Home prices are higher and population growth is lower in some liberal parts of the country.
Mary Knox Merrill / Staff / File
In a short OP-ED, Professor Ed Glaeser sketches the puzzle of his home state. Massachusetts is experiencing lower population growth than the nation but has relatively high home prices. Glaeser argues that limits to housing supply in such liberal places explains this fact. At the other extreme is Texas, with no limits to growth, few liberals, little home price appreciation and lots of population growth. Glaeser points to the loss of a Congressional Seat as evidence that MA has shot itself in the foot by slowing growth. Is this last statement correct?
Why are home prices high in Boston?

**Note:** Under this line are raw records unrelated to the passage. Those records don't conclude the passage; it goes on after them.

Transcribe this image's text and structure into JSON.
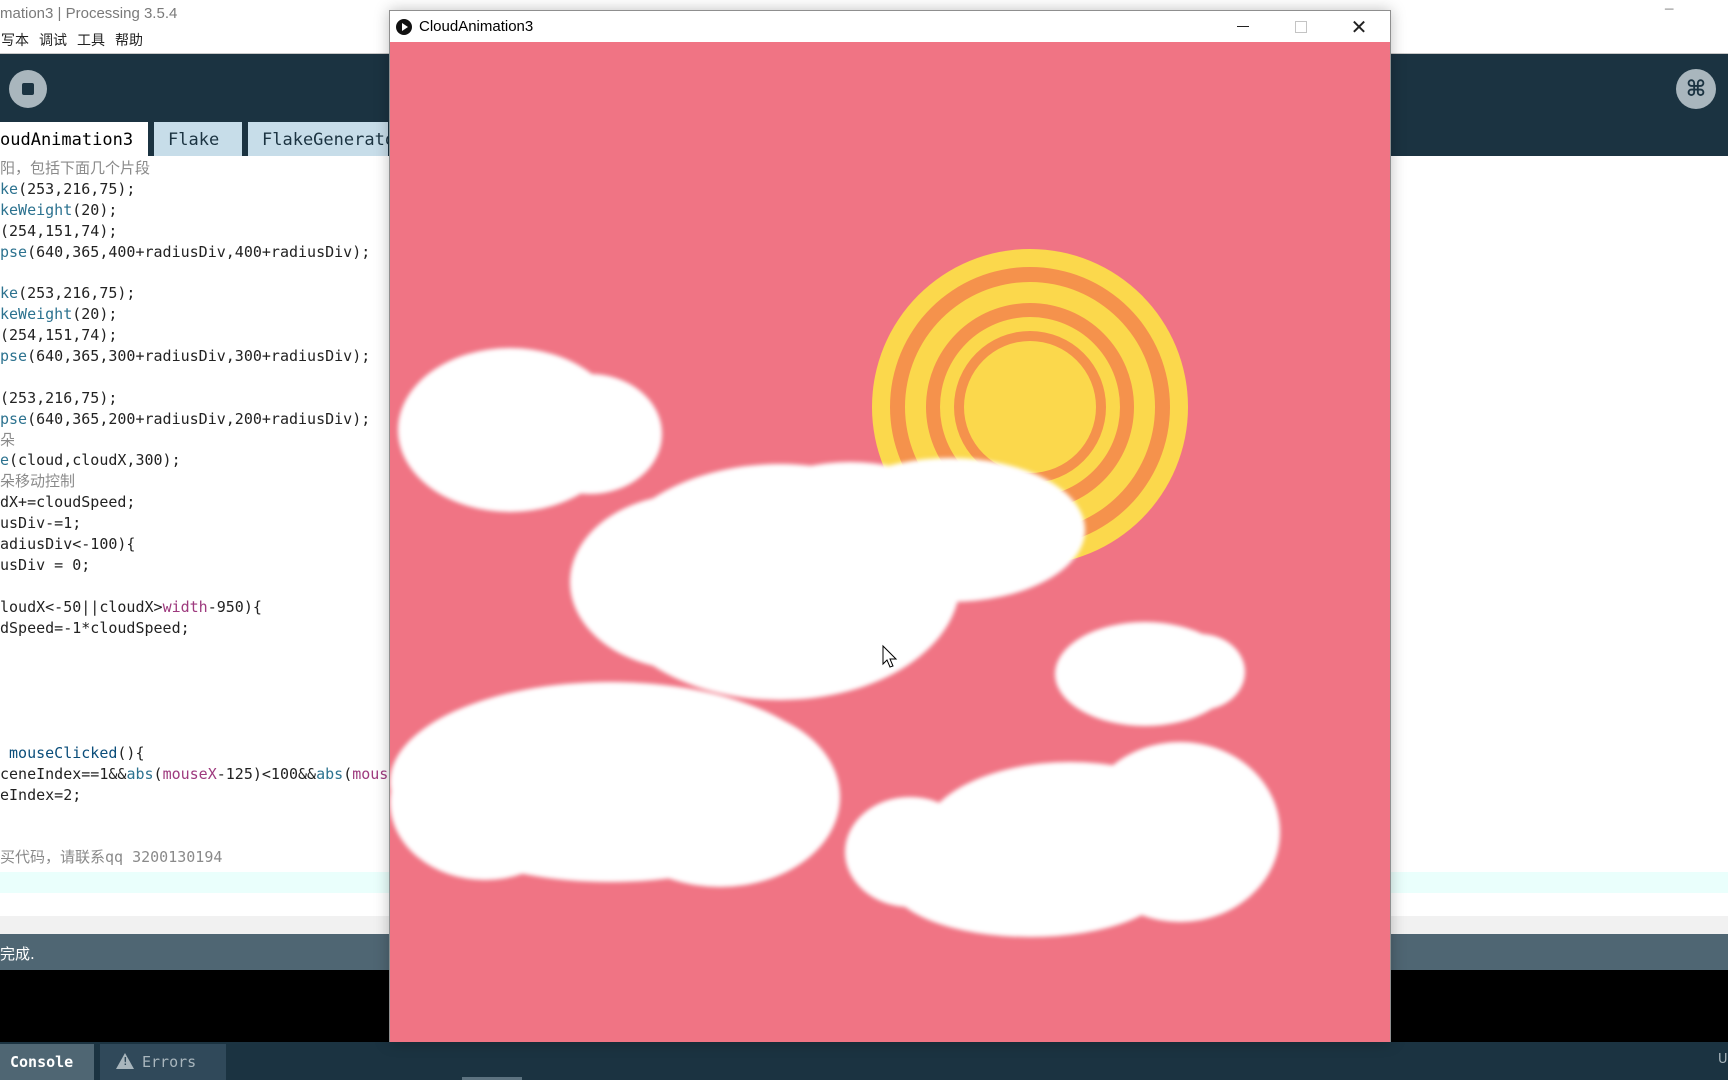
{
  "ide": {
    "window_title": "mation3 | Processing 3.5.4",
    "menu": [
      "写本",
      "调试",
      "工具",
      "帮助"
    ],
    "tabs": [
      "oudAnimation3",
      "Flake",
      "FlakeGenerato"
    ],
    "code_lines": [
      [
        "cm:阳，包括下面几个片段"
      ],
      [
        "fn:ke",
        "t:(253,216,75);"
      ],
      [
        "fn:keWeight",
        "t:(20);"
      ],
      [
        "t:(254,151,74);"
      ],
      [
        "fn:pse",
        "t:(640,365,400+radiusDiv,400+radiusDiv);"
      ],
      [],
      [
        "fn:ke",
        "t:(253,216,75);"
      ],
      [
        "fn:keWeight",
        "t:(20);"
      ],
      [
        "t:(254,151,74);"
      ],
      [
        "fn:pse",
        "t:(640,365,300+radiusDiv,300+radiusDiv);"
      ],
      [],
      [
        "t:(253,216,75);"
      ],
      [
        "fn:pse",
        "t:(640,365,200+radiusDiv,200+radiusDiv);"
      ],
      [
        "cm:朵"
      ],
      [
        "fn:e",
        "t:(cloud,cloudX,300);"
      ],
      [
        "cm:朵移动控制"
      ],
      [
        "t:dX+=cloudSpeed;"
      ],
      [
        "t:usDiv-=1;"
      ],
      [
        "t:adiusDiv<-100){"
      ],
      [
        "t:usDiv = 0;"
      ],
      [],
      [
        "t:loudX<-50||cloudX>",
        "kw:width",
        "t:-950){"
      ],
      [
        "t:dSpeed=-1*cloudSpeed;"
      ],
      [],
      [],
      [],
      [],
      [],
      [
        "md: mouseClicked",
        "t:(){"
      ],
      [
        "t:ceneIndex==1&&",
        "fn:abs",
        "t:(",
        "kw:mouseX",
        "t:-125)<100&&",
        "fn:abs",
        "t:(",
        "kw:mous"
      ],
      [
        "t:eIndex=2;"
      ],
      [],
      [],
      [
        "cm:买代码，请联系qq 3200130194"
      ]
    ],
    "status": "完成.",
    "console_tab": "Console",
    "errors_tab": "Errors",
    "bottom_right": "U"
  },
  "sketch": {
    "window_title": "CloudAnimation3",
    "min_label": "─",
    "close_label": "✕",
    "background_color": "#f07484",
    "sun_colors": [
      "#fbd84c",
      "#f5924c"
    ],
    "cloud_color": "#ffffff"
  }
}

It ain't the weather or the accents. Boston is a quaint University town that resembles NYC's little brother. Having lived there for 9 years, I do believe that its liberal culture has blocked housing growth but this same "liberal ideology" has led to funky restaurants to open, historic architecture to be preserved (cobblestone), walk and ride public transit stations to be valued, and to a celebration of its elite research universities. Every fall the city comes to life as a new cohort of 18 year olds arrive to start their intellectual (and drinking) journey.
So, what is my point? The presence of liberals in a city does block new housing supply but I believe that they have a causal role in increasing the city's quality of life. Joel Waldfogel's Consumption Externality stories can be used here. For example, if creative hippies live in larger numbers in a certain part of Boston then funky stores will locate nearby to sell to them. You won't see Starbucks and Barnes and Noble there.